**RECORD SET:**
= Beginning of Section =
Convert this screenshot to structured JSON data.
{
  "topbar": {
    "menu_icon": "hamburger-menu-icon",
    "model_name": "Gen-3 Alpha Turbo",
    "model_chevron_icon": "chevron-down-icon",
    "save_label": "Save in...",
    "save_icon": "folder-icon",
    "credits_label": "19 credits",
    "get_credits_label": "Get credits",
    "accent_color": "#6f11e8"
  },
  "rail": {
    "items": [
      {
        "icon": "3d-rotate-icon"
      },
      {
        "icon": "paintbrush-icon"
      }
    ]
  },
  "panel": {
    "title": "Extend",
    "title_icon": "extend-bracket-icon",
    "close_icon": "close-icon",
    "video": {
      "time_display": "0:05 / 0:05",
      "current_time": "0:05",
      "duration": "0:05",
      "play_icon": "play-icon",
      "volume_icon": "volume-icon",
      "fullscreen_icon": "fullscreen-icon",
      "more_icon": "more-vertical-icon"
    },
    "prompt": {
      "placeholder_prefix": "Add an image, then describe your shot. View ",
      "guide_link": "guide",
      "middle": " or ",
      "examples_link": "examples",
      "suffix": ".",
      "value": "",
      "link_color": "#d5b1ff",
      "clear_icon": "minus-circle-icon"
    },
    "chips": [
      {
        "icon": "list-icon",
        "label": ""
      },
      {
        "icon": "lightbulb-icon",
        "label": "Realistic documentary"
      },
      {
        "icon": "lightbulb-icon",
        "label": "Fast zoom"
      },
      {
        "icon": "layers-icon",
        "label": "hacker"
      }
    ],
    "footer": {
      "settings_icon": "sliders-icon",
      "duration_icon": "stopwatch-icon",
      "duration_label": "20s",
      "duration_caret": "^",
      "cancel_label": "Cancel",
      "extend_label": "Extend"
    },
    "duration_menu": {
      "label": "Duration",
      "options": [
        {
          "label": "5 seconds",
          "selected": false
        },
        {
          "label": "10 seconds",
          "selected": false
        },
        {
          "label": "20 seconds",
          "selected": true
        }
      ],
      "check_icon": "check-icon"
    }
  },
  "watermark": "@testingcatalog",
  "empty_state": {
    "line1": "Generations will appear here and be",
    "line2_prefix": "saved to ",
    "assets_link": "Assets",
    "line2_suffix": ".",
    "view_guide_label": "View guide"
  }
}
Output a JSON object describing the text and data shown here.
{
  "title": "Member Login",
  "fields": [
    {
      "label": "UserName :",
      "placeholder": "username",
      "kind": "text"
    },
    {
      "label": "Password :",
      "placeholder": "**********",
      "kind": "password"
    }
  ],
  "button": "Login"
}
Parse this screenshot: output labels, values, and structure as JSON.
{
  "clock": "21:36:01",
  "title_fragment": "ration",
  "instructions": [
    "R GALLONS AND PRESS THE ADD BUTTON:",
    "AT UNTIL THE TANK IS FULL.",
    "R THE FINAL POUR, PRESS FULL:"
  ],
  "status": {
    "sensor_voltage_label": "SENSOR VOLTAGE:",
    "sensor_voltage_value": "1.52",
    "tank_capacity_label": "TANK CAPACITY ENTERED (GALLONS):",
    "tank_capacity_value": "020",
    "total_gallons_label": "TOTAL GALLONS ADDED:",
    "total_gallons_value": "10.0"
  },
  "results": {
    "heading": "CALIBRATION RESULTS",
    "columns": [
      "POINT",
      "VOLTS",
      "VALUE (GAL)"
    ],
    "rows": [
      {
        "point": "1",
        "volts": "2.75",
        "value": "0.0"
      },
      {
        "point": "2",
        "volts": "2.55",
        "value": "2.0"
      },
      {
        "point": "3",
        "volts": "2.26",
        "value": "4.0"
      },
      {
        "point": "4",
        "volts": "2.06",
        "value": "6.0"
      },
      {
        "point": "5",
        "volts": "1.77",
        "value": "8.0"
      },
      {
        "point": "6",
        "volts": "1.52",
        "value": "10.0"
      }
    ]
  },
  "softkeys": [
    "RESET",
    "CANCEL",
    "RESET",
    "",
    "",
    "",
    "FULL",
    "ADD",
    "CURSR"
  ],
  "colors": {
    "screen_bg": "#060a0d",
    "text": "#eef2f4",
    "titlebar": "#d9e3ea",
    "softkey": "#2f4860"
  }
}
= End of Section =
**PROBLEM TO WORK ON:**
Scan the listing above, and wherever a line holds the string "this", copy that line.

**RESPONSE BELOW:**
Convert this screenshot to structured JSON data.
Parse this screenshot: output labels, values, and structure as JSON.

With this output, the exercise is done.